Having overcome the nausea which hit me after reading about the hunting of foxes with airplane and snowmobile (Snarling Tractors and No Tallyho, Feb. 17), several thoughts came to mind. It is unsound ecologically and morally that these men should be allowed to kill 100 foxes a year with mechanical aids merely to pass the time. It is a disgusting parody of sport.
Moreover, I was bemused by the complaint that there is not much to do during the Northern winters. Why not try hunting by snowshoe or ski, if one must hunt? The answer, I'm afraid, is that to these Americans (and they are not alone), minimal exertion, gasoline-powered engines, killing if possible, seem to be essential to outdoor "sport." Perhaps they are to be pitied more than the foxes, but meanwhile they are ruining the outdoors for the rest of us.
Palo Alto, Calif.

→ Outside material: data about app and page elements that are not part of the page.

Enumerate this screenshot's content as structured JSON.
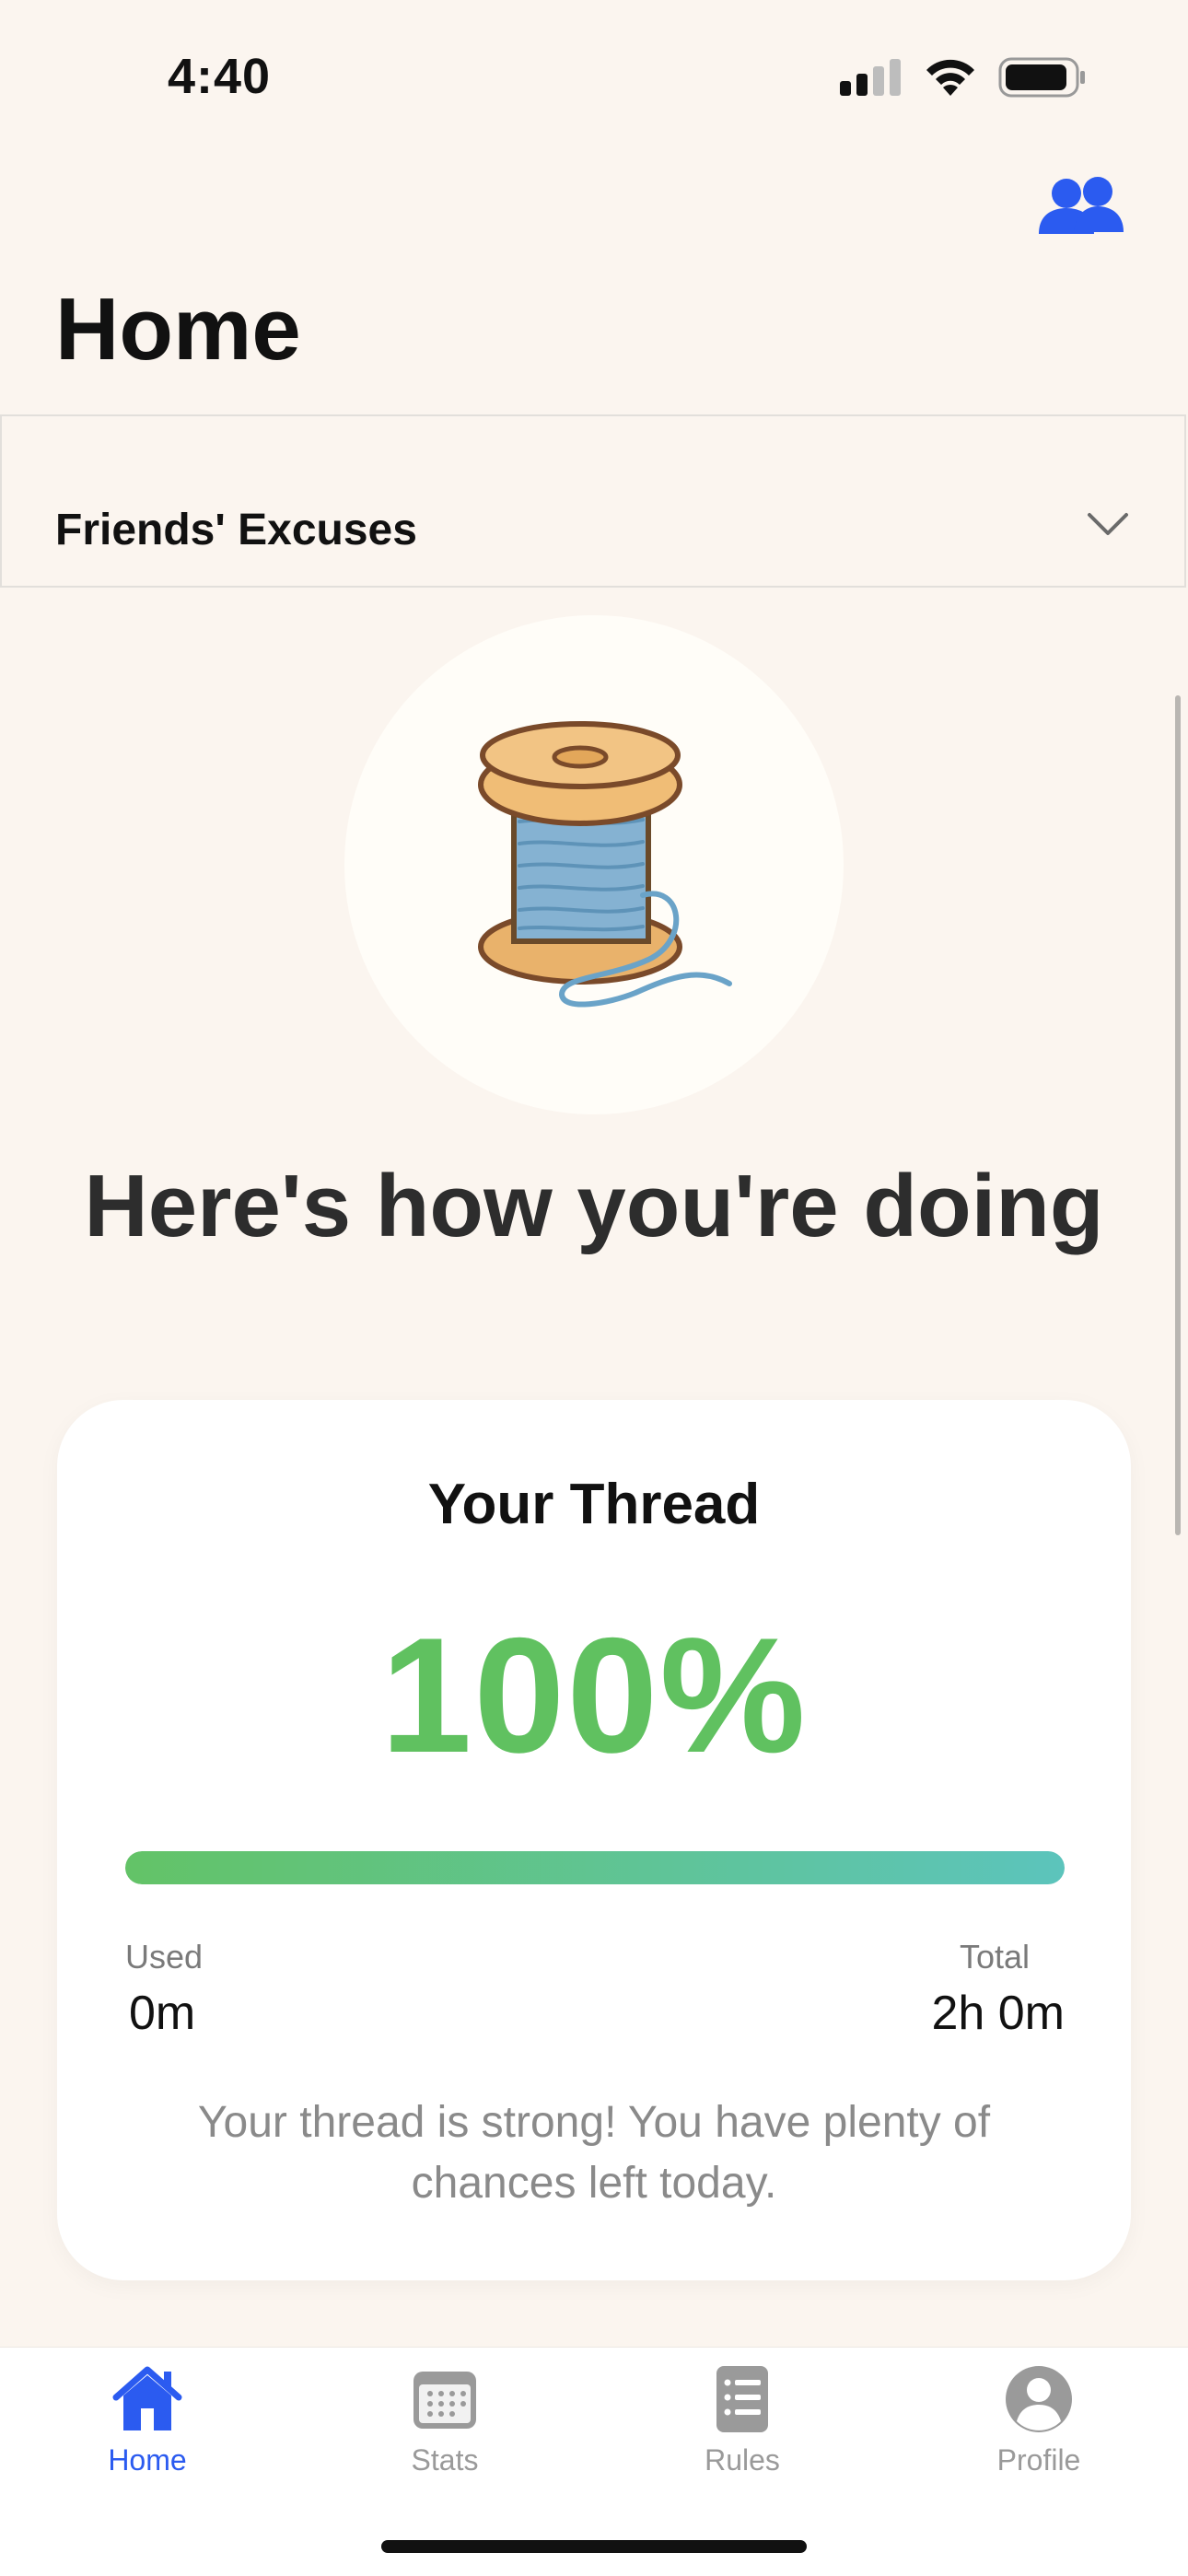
{
  "status_bar": {
    "time": "4:40",
    "icons": [
      "cellular-signal-icon",
      "wifi-icon",
      "battery-icon"
    ]
  },
  "header": {
    "title": "Home",
    "friends_icon": "friends-icon"
  },
  "excuses": {
    "label": "Friends' Excuses",
    "chevron_icon": "chevron-down-icon"
  },
  "hero": {
    "illustration": "thread-spool-icon",
    "headline": "Here's how you're doing"
  },
  "thread_card": {
    "title": "Your Thread",
    "percent": "100%",
    "progress_fraction": 1.0,
    "used_label": "Used",
    "used_value": "0m",
    "total_label": "Total",
    "total_value": "2h 0m",
    "message": "Your thread is strong! You have plenty of chances left today."
  },
  "tab_bar": {
    "tabs": [
      {
        "label": "Home",
        "icon": "home-icon",
        "active": true
      },
      {
        "label": "Stats",
        "icon": "calendar-icon",
        "active": false
      },
      {
        "label": "Rules",
        "icon": "list-icon",
        "active": false
      },
      {
        "label": "Profile",
        "icon": "person-circle-icon",
        "active": false
      }
    ]
  },
  "colors": {
    "background": "#fbf5ef",
    "accent_blue": "#2b5bf0",
    "success_green": "#60c160",
    "progress_end_teal": "#5cc4bc",
    "inactive_gray": "#9a9a9a"
  }
}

"He could have gone to ground anytime he wanted." It sounds to me like the speaker is equating his IQ with that of the fox so ruthlessly pursued and killed. Perhaps if this same daring hunter spent more time learning about ecology and the natural balance of nature he could surpass the fox's mentality, leave him alone and wait for the return of the game birds—if the sounds of the snowmobile engines haven't already driven them away for good.
MRS. JOHN A. JOSLYN
The mentality, not to say morality, of Minnesota's snowmobile fox hunters is best revealed in Bob Allison's remark that there is nothing else to do outdoors in the Minnesota winter. Having thus eliminated skiing, skating, sledding, tobogganing, ice fishing and the like, we can only say: don't just sit there—get out and kill something!
Groping for a rationale for this disgusting pastime, we are further advised that foxes are to be killed because in them are combined the worst traits of cats and dogs. I don't know about cats, but a dog's worst trait is what it does on people's lawns. I can see it now: after a visit to a neighbor's lawn, the poor poodle is pursued through the neighborhood by some nitwit, foot to the floor of his snowmobile, pump gun blazing, while a plane circles overhead to spot the next offender. After all, what else is there to do during a Minnesota winter?
JOHN R. HUDSON
Each time I read an article in SI or in any other magazine on conservation—or the lack of it—I am reminded of an experience I had some four years ago while I was attending Lehigh University. Like many other engineering students, I was taking a biology course in order to "broaden my interests." In the hall outside the classroom was an exhibit case containing what seemed to me to be a conglomeration of biological species.
One day I arrived somewhat early for class and, to pass the time, I skimmed the exhibit. As my eyes jumped randomly across the case, I suddenly saw a sign that made me stop. Here, in the most dimly lit part of the exhibit, where the glass case seemed to have years of dust caked upon it, I read something like this:
WORLD'S MOST DESTRUCTIVE CREATURE. MUCH OF ITS EFFORT IS SPENT DESTROYING THE VERY ENVIRONMENT IT NEEDS TO SURVIVE.
I strained my eyes to focus on what I expected to see, but I could see nothing. Perhaps a fly or a termite, I thought. No, there was nothing there. I turned away, softly cursing that this, of all the creatures, would be missing. But at the last instant, although it was almost invisible through the shadows and the darkness and the dust, I saw it. With a feeling almost terrifying in its intensity, I realized I was looking into a mirror: Homo sapiens!
DOUGLAS G. MARSH
OLD HANDS ON DECK
As Ezra Bowen has pointed out (I Finally Got the Point, Feb. 10), basketball games aboard the aircraft carrier Midway during the middle '40s were something to behold. However, for him to even suggest that gambling was going on—oh perish the thought! Also, I must take exception to Mr. Bowen's statement regarding "one or two notably ill-behaved officers' teams," for I was a member of one of those teams—and, after all, Congress had decreed that we all were "officers and gentlemen." What higher authority?